_Exercise objective_
Comb the records below for the string "hand" and copy each line where it turns up.

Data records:
- - - -

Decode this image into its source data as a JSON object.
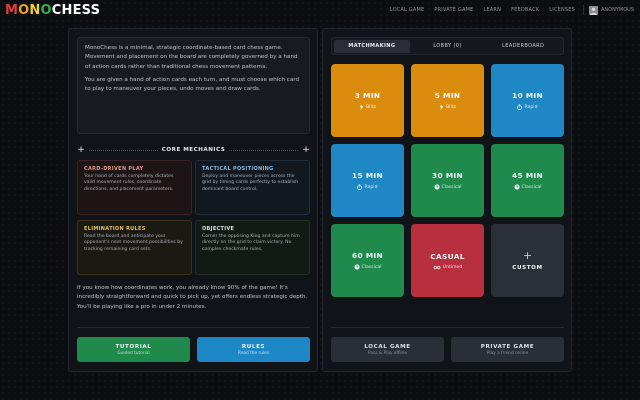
{
  "header": {
    "logo": {
      "m": "M",
      "o1": "O",
      "n": "N",
      "o2": "O",
      "chess": "CHESS"
    },
    "nav": [
      "LOCAL GAME",
      "PRIVATE GAME",
      "LEARN",
      "FEEDBACK",
      "LICENSES"
    ],
    "user": "ANONYMOUS",
    "colors": {
      "m": "#e03b3b",
      "o1": "#f0a21a",
      "n": "#f2d21e",
      "o2": "#2fae5a",
      "chess": "#ffffff"
    }
  },
  "intro": {
    "p1": "MonoChess is a minimal, strategic coordinate-based card chess game. Movement and placement on the board are completely governed by a hand of action cards rather than traditional chess movement patterns.",
    "p2": "You are given a hand of action cards each turn, and must choose which card to play to maneuver your pieces, undo moves and draw cards."
  },
  "core_mechanics": {
    "title": "CORE MECHANICS",
    "items": [
      {
        "title": "CARD-DRIVEN PLAY",
        "desc": "Your hand of cards completely dictates valid movement rules, coordinate directions, and placement parameters."
      },
      {
        "title": "TACTICAL POSITIONING",
        "desc": "Deploy and maneuver pieces across the grid by timing cards perfectly to establish dominant board control."
      },
      {
        "title": "ELIMINATION RULES",
        "desc": "Read the board and anticipate your opponent's next movement possibilities by tracking remaining card sets."
      },
      {
        "title": "OBJECTIVE",
        "desc": "Corner the opposing King and capture him directly on the grid to claim victory. No complex checkmate rules."
      }
    ]
  },
  "outro": "If you know how coordinates work, you already know 90% of the game! It's incredibly straightforward and quick to pick up, yet offers endless strategic depth. You'll be playing like a pro in under 2 minutes.",
  "left_buttons": {
    "tutorial": {
      "label": "TUTORIAL",
      "sub": "Guided tutorial"
    },
    "rules": {
      "label": "RULES",
      "sub": "Read the rules"
    }
  },
  "tabs": [
    "MATCHMAKING",
    "LOBBY (0)",
    "LEADERBOARD"
  ],
  "tiles": [
    {
      "title": "3 MIN",
      "sub": "Blitz",
      "icon": "bolt-icon",
      "color": "#d98c0e"
    },
    {
      "title": "5 MIN",
      "sub": "Blitz",
      "icon": "bolt-icon",
      "color": "#d98c0e"
    },
    {
      "title": "10 MIN",
      "sub": "Rapid",
      "icon": "timer-icon",
      "color": "#1f87c4"
    },
    {
      "title": "15 MIN",
      "sub": "Rapid",
      "icon": "timer-icon",
      "color": "#1f87c4"
    },
    {
      "title": "30 MIN",
      "sub": "Classical",
      "icon": "clock-icon",
      "color": "#1f8a4c"
    },
    {
      "title": "45 MIN",
      "sub": "Classical",
      "icon": "clock-icon",
      "color": "#1f8a4c"
    },
    {
      "title": "60 MIN",
      "sub": "Classical",
      "icon": "clock-icon",
      "color": "#1f8a4c"
    },
    {
      "title": "CASUAL",
      "sub": "Untimed",
      "icon": "infinity-icon",
      "color": "#b8303f"
    },
    {
      "title": "CUSTOM",
      "sub": "",
      "icon": "plus-icon",
      "color": "#2b3038"
    }
  ],
  "right_buttons": {
    "local": {
      "label": "LOCAL GAME",
      "sub": "Pass & Play offline"
    },
    "private": {
      "label": "PRIVATE GAME",
      "sub": "Play a friend online"
    }
  }
}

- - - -

_Response_
    "p1": "MonoChess is a minimal, strategic coordinate-based card chess game. Movement and placement on the board are completely governed by a hand of action cards rather than traditional chess movement patterns.",
    "p2": "You are given a hand of action cards each turn, and must choose which card to play to maneuver your pieces, undo moves and draw cards."
        "desc": "Your hand of cards completely dictates valid movement rules, coordinate directions, and placement parameters."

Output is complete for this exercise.